Guide to Property Auctions
I thought I’d give you a guide to property auctions this week. If you can’t see the video, click here.
First time bidding
I’ve been keeping an eye on the market lately as I look to build my buy-to-let portfolio and it struck me that many people are scared when they first go to auction because they don’t know what to expect..
Your first time bidding at auction can be a scary, but thrilling experience. As I can’t be there with you to hold your hand I thought it could be helpful to give you some pointers so you can make the most of your maiden voyage.
As you step through the door for your first time buying you should have already practised by attending at least one other to get your nerves out of the way when it doesn’t matter. You could even pick a property to bid on in your head – just sit on your hands though in case you get carried away!
The auction house will release a catalogue of all the lots about a month beforehand, so you have plenty of time to view any relevant properties. Do this thoroughly and don’t just assume you’re getting a bargain because it’s at auction.
I’ll give you tips on viewing properties in a future blog.
The legal pack is a must
The auctioneers will also have a legal pack which you can usually get online. You, or even better, a solicitor should go through this with a fine-tooth comb before the auction.
Buying at auction is faster than other routes, but this means you need to be prepared, so come with money and ID. You must have the funds available – a 10% deposit ready on the day of the auction as the contracts will be signed there and then. The other 90% will be payable within 28 days usually, so arrange a mortgage in principal before auction day, if necessary.
It may be a long day, and not always in the most comfortable room, so come prepared. You may be grateful for layered clothes and a packed lunch!
What you should know
Stand at the sides or back when bidding so you can have a clear view of the room and your competitors!
Know the lingo: the ‘guide price’ is what the property is expected to sell for and what the vendor is hoping to achieve. The ‘reserve price’, however, is what must be reached for the auction to be valid.
You can still make an offer though if the property doesn’t reach this and is withdrawn. The reserve price is confidential, but it’s likely that the price at which it was withdrawn is just shy of this.
When bidding, be aware that the auctioneer is allowed to bid-off-the-wall, which is essentially pretending someone else is bidding against you. This is only allowed up to the reserve price – so don’t get stroppy if you think he’s being naughty!
The auctioneer can also take proxy bids – this would be prearranged between the auctioneer and a bidder who can’t attend, as opposed to those in the room, or on the phone.
Remember when the gavel comes down if you were the last bidder you are legally bound to buy the property, warts and all!
Enjoy the ride!
Above all else, enjoy yourself!
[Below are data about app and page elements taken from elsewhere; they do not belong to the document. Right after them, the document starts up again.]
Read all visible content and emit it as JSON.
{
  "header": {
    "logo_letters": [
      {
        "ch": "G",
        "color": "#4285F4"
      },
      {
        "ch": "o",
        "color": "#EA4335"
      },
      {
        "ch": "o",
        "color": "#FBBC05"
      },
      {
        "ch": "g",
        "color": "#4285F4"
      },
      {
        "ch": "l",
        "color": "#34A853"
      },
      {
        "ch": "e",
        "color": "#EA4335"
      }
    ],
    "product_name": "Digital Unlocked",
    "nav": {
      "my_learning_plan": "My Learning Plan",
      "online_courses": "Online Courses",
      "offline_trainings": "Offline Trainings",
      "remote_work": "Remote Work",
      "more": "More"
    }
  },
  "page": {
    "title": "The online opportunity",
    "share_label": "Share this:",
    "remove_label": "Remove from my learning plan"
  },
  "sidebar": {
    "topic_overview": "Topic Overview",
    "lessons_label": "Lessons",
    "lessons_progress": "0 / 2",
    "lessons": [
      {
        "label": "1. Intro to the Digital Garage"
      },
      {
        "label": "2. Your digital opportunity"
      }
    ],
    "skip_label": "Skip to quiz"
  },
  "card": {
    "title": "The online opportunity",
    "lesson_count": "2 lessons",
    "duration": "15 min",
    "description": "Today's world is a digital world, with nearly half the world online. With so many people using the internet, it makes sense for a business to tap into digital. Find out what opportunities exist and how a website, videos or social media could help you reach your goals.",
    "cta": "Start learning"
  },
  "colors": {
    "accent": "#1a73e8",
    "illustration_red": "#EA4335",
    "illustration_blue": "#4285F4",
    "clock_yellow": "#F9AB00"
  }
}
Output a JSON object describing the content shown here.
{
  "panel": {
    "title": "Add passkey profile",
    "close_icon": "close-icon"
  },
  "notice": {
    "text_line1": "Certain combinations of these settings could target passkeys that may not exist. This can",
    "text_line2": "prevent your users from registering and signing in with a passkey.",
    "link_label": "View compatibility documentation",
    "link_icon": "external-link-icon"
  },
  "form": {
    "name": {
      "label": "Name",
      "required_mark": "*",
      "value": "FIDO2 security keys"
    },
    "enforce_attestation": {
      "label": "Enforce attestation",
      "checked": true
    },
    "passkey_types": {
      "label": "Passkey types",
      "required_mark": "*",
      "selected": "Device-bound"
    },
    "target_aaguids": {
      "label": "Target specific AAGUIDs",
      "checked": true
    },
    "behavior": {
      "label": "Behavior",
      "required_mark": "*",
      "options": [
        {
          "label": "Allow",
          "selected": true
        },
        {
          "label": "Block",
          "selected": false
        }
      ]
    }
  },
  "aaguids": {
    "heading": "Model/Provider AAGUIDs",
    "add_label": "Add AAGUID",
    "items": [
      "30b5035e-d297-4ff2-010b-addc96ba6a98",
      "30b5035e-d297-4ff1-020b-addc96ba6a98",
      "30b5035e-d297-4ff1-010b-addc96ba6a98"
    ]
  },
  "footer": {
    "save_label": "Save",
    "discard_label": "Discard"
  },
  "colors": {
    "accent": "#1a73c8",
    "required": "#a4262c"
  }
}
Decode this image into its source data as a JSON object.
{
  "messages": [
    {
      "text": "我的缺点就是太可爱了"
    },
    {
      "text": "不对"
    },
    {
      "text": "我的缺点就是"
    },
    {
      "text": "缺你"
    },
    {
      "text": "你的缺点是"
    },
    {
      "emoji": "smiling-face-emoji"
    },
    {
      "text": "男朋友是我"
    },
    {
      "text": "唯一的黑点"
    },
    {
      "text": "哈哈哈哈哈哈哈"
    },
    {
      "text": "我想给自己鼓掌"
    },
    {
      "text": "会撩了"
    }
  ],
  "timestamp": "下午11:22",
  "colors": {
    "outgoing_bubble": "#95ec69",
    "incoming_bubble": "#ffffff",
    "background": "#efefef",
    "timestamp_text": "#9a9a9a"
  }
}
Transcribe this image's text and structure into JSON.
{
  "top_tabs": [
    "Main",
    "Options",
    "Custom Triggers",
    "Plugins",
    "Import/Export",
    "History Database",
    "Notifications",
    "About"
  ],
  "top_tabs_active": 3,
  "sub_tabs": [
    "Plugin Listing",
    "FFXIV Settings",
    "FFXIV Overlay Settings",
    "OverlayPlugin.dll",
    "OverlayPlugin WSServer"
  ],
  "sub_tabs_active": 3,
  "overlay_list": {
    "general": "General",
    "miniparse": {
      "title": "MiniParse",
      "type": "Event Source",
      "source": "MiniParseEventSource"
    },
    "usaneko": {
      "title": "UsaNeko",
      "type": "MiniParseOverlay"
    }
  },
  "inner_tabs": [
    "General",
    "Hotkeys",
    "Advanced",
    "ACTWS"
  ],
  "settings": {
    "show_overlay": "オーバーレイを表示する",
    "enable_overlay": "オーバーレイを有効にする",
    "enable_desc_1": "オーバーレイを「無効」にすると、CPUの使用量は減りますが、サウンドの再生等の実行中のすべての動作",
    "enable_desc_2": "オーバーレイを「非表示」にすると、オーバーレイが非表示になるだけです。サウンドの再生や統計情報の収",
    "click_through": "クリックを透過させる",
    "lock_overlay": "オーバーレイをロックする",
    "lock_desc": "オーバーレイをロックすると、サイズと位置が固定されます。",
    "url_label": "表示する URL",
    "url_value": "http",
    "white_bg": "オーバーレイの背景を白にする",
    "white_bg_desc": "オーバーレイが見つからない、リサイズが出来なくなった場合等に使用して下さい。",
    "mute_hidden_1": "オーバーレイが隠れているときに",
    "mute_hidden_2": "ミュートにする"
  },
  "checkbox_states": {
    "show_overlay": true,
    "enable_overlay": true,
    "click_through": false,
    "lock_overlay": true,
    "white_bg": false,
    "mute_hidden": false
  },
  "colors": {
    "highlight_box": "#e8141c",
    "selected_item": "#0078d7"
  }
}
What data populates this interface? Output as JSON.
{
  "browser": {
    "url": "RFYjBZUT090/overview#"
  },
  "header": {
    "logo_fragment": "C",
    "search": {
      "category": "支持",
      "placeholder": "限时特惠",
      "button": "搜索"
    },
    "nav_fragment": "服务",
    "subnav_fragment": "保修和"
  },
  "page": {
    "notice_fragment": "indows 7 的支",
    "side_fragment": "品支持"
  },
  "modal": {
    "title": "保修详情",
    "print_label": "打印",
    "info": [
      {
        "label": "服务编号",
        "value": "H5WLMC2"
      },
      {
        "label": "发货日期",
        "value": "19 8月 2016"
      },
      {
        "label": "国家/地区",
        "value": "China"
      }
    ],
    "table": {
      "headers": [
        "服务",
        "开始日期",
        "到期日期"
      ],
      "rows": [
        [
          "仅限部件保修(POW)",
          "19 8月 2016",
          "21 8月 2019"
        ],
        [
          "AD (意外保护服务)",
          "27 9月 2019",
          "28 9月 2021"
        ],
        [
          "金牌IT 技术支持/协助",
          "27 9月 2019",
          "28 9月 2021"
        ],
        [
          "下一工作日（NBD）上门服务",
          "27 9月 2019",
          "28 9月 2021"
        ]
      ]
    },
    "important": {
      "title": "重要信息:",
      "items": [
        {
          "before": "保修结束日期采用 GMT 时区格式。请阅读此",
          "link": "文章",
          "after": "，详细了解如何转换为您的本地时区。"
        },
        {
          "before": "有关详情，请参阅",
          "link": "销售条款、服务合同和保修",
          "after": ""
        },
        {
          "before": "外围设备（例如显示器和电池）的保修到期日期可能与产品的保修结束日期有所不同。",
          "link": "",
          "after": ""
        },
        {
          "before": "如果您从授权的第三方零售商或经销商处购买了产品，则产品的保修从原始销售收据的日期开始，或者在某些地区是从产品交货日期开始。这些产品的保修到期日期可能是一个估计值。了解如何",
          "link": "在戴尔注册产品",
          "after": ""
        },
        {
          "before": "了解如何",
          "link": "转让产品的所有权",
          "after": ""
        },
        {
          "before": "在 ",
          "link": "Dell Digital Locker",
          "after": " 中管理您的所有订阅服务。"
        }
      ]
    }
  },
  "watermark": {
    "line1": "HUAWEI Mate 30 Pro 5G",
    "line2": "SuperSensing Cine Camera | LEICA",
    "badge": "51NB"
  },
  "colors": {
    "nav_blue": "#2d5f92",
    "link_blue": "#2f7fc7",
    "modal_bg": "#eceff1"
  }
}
If you have done all the necessary homework and haven’t gone beyond your price just enjoy the rush you will get from winning your first of hopefully many property auctions.
Once you have the place you may want to read 10 tips for an Easy Renovation